The end result is that mom and dad both contribute to every gene that makes us who we are, so nobody feels left out!
One chromosome pair is important for giving us features that make us a boy or a girl. While the other 22 pairs of chromosomes are a little different in DNA sequence, these sex chromosomes are so different that they come in two distinct flavors – X and Y.
With rare exceptions, having two X chromosomes makes you a girl, and having one X and one Y chromosome makes you a boy (biologically). Let’s see how these chromosomes are passed on:
Here I’ve drawn mom’s sex chromosomes as yellow X’s, and dad’s sex chromosomes as a light blue X and a light blue Y. Because mom gives one chromosome of each pair, and dad gives the other, a boy will always get his X from mom, because he’s got the Y from dad. And a girl will always get one X from mom and one X from dad.
From this picture, you can’t tell which X the mom will give her daughter. But she’ll actually give a little bit of both! How is this possible?
Now Things Get More Complicated…
As it turns out, one more thing has to happen before most DNA gets passed down. The mom’s two X chromosomes exchange parts, or recombine, like so:
Here I’ve drawn the X chromosomes in different colors, purple and yellow for mom, and dark blue for dad. Not only will this make them easier to follow, but it will also more accurately show what happens in real life. Different chromosomes have slightly different sequences.
As you can see, mom’s X chromosomes have exchanged parts. Again, because mom’s two X’s are slightly different, this recombination gives new combinations of DNA, and each child gets a different combination. Her daughter got mostly purple with some yellow tips and her son got mostly yellow with purple tips.
Also, the daughter’s and son’s X’s don’t have to be mirror images of each other. I just drew them this way for simplicity. There are many different combinations of the mom’s X chromosomes they can receive!
That’s because there are almost an infinite number of ways that mom’s two X’s can swap DNA. And this is true for the other 22 chromosome pairs in both mom and dad.
This recombination evolved to make individuals in a species different from each other, so that if something were to happen, the species as a whole would survive. Someone somewhere will have the lucky combination that helps them survive!
You may have noticed that the dad’s X doesn’t recombine with the Y. This is because recombination requires that two chromosomes share a lot of their DNA. The X and Y are just too different from one another.

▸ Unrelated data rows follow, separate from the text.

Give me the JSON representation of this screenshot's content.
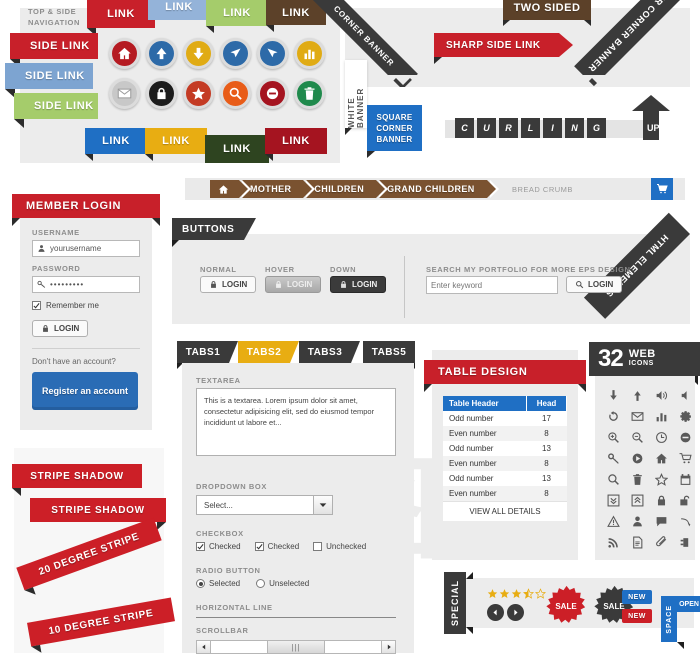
{
  "nav": {
    "section_label": "TOP & SIDE NAVIGATION",
    "top_links": [
      {
        "label": "LINK",
        "color": "#c8202a"
      },
      {
        "label": "LINK",
        "color": "#94b3d9"
      },
      {
        "label": "LINK",
        "color": "#a5cc6b"
      },
      {
        "label": "LINK",
        "color": "#5c4129"
      }
    ],
    "side_links": [
      {
        "label": "SIDE LINK",
        "color": "#c8202a"
      },
      {
        "label": "SIDE LINK",
        "color": "#7da4d1"
      },
      {
        "label": "SIDE LINK",
        "color": "#a5cc6b"
      }
    ],
    "bottom_links": [
      {
        "label": "LINK",
        "color": "#1f6fc4"
      },
      {
        "label": "LINK",
        "color": "#e8ad12"
      },
      {
        "label": "LINK",
        "color": "#2e4420"
      },
      {
        "label": "LINK",
        "color": "#a51420"
      }
    ],
    "sharp_side_link": "SHARP SIDE LINK",
    "two_sided": "TWO SIDED"
  },
  "icon_buttons": {
    "row1": [
      {
        "icon": "home-icon",
        "color": "#b51b22"
      },
      {
        "icon": "arrow-up-icon",
        "color": "#2d6aa8"
      },
      {
        "icon": "arrow-down-icon",
        "color": "#e0ab14"
      },
      {
        "icon": "cursor-left-icon",
        "color": "#2d6aa8"
      },
      {
        "icon": "cursor-right-icon",
        "color": "#2d6aa8"
      },
      {
        "icon": "chart-icon",
        "color": "#e0ab14"
      }
    ],
    "row2": [
      {
        "icon": "mail-icon",
        "color": "#c8c8c8"
      },
      {
        "icon": "lock-icon",
        "color": "#1c1c1c"
      },
      {
        "icon": "star-icon",
        "color": "#c43b24"
      },
      {
        "icon": "search-icon",
        "color": "#e85c18"
      },
      {
        "icon": "minus-circle-icon",
        "color": "#a51420"
      },
      {
        "icon": "trash-icon",
        "color": "#1f8a4c"
      }
    ]
  },
  "banners": {
    "corner_banner": "CORNER BANNER",
    "bigger_corner_banner": "BIGGER CORNER BANNER",
    "white_banner": "WHITE BANNER",
    "square_corner_banner": "SQUARE CORNER BANNER",
    "curling_letters": [
      "C",
      "U",
      "R",
      "L",
      "I",
      "N",
      "G"
    ],
    "curling_up": "UP"
  },
  "breadcrumb": {
    "home_icon": "home-icon",
    "items": [
      "MOTHER",
      "CHILDREN",
      "GRAND CHILDREN"
    ],
    "trail_label": "BREAD CRUMB",
    "cart_icon": "cart-icon"
  },
  "member_login": {
    "title": "MEMBER LOGIN",
    "username_label": "USERNAME",
    "username_value": "yourusername",
    "username_icon": "user-icon",
    "password_label": "PASSWORD",
    "password_value": "•••••••••",
    "password_icon": "key-icon",
    "remember_label": "Remember me",
    "remember_checked": true,
    "login_button": "LOGIN",
    "login_icon": "lock-icon",
    "no_account_text": "Don't have an account?",
    "register_button": "Register an account"
  },
  "buttons_panel": {
    "flag_label": "BUTTONS",
    "states": [
      {
        "caption": "NORMAL",
        "label": "LOGIN",
        "state": "normal"
      },
      {
        "caption": "HOVER",
        "label": "LOGIN",
        "state": "hover"
      },
      {
        "caption": "DOWN",
        "label": "LOGIN",
        "state": "down"
      }
    ],
    "search_caption": "SEARCH MY PORTFOLIO FOR MORE EPS DESIGN",
    "search_placeholder": "Enter keyword",
    "search_button": "LOGIN",
    "search_icon": "search-icon",
    "corner_banner": "HTML ELEMENTS"
  },
  "tabs_panel": {
    "tabs": [
      {
        "label": "TABS1",
        "active": false
      },
      {
        "label": "TABS2",
        "active": true
      },
      {
        "label": "TABS3",
        "active": false
      },
      {
        "label": "TABS5",
        "active": false
      }
    ],
    "textarea_label": "TEXTAREA",
    "textarea_value": "This is a textarea. Lorem ipsum dolor sit amet, consectetur adipisicing elit, sed do eiusmod tempor incididunt ut labore et...",
    "dropdown_label": "DROPDOWN BOX",
    "dropdown_value": "Select...",
    "checkbox_label": "CHECKBOX",
    "checkboxes": [
      {
        "label": "Checked",
        "checked": true
      },
      {
        "label": "Checked",
        "checked": true
      },
      {
        "label": "Unchecked",
        "checked": false
      }
    ],
    "radio_label": "RADIO BUTTON",
    "radios": [
      {
        "label": "Selected",
        "selected": true
      },
      {
        "label": "Unselected",
        "selected": false
      }
    ],
    "hr_label": "HORIZONTAL LINE",
    "scrollbar_label": "SCROLLBAR"
  },
  "table_panel": {
    "title": "TABLE DESIGN",
    "headers": [
      "Table Header",
      "Head"
    ],
    "rows": [
      [
        "Odd number",
        "17"
      ],
      [
        "Even number",
        "8"
      ],
      [
        "Odd number",
        "13"
      ],
      [
        "Even number",
        "8"
      ],
      [
        "Odd number",
        "13"
      ],
      [
        "Even number",
        "8"
      ]
    ],
    "footer_link": "VIEW ALL DETAILS"
  },
  "icons_panel": {
    "count": "32",
    "title_line1": "WEB",
    "title_line2": "ICONS",
    "icons": [
      "download-icon",
      "upload-icon",
      "volume-icon",
      "mute-icon",
      "refresh-icon",
      "mail-icon",
      "chart-icon",
      "gear-icon",
      "zoom-in-icon",
      "zoom-out-icon",
      "clock-icon",
      "minus-circle-icon",
      "key-icon",
      "play-icon",
      "home-icon",
      "cart-icon",
      "search-icon",
      "trash-icon",
      "star-icon",
      "calendar-icon",
      "chevron-down-box-icon",
      "chevron-up-box-icon",
      "lock-icon",
      "unlock-icon",
      "warning-icon",
      "user-icon",
      "comment-icon",
      "reply-icon",
      "rss-icon",
      "document-icon",
      "attach-icon",
      "plug-icon"
    ]
  },
  "stripes": {
    "items": [
      {
        "label": "STRIPE SHADOW",
        "angle": 0,
        "fold": "left"
      },
      {
        "label": "STRIPE SHADOW",
        "angle": 0,
        "fold": "right"
      },
      {
        "label": "20 DEGREE STRIPE",
        "angle": -20,
        "fold": "left"
      },
      {
        "label": "10 DEGREE STRIPE",
        "angle": -10,
        "fold": "left"
      }
    ]
  },
  "special_panel": {
    "flag_label": "SPECIAL",
    "rating": 3.5,
    "rating_max": 5,
    "prev_icon": "chevron-left-icon",
    "next_icon": "chevron-right-icon",
    "sale_badges": [
      {
        "label": "SALE",
        "color": "#cc1f27"
      },
      {
        "label": "SALE",
        "color": "#3a3a3a"
      }
    ],
    "new_badges": [
      {
        "label": "NEW",
        "color": "#1f6fc4"
      },
      {
        "label": "NEW",
        "color": "#cc1f27"
      }
    ],
    "space_label": "SPACE",
    "open_label": "OPEN"
  },
  "colors": {
    "red": "#c8202a",
    "dark_red": "#cc1f27",
    "blue": "#1f6fc4",
    "yellow": "#e8ad12",
    "green": "#a5cc6b",
    "brown": "#5c4129",
    "dark": "#3a3a3a",
    "panel_gray": "#ececec"
  }
}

Another reason is that if the two did recombine, important information might be lost. So much information might be lost, that the resulting child might not survive.
Tracing DNA Back in Time
Because the X’s recombine, however, a cool thing that ends up happening is that you’d have parts of your maternal grandmother’s X chromosome, and parts of your maternal grandfather’s X chromosome. This would be the case no matter if you were a boy or a girl.
As you can see, both of the daughter’s children, regardless of sex, have pieces of X chromosome from their grandparents’ purple, yellow, and dark blue X’s. Because of recombination, your X is a happy mix of your maternal grandparents’ X’s!
Note that the son’s son has none of his paternal grandma’s X and that he has the same Y as his paternal grandpa. This does not mean he is not related to his paternal grandma.
Remember, he has 22 other pairs of chromosomes. One of each of those pairs has DNA from both the paternal grandma and paternal grandpa.
Now we know where we get our X’s, and for that matter, where we get our other chromosomes. Recombination is what lets us share DNA with our ancestors, X’s included.
Author: Jenny Hsu
When this answer was published in 2016, Jenny was a Ph.D. candidate in the Department of Genetics, studying stem cells and regeneration in Julien Sage’s laboratory. She wrote this answer while participating in the Stanford at The Tech program.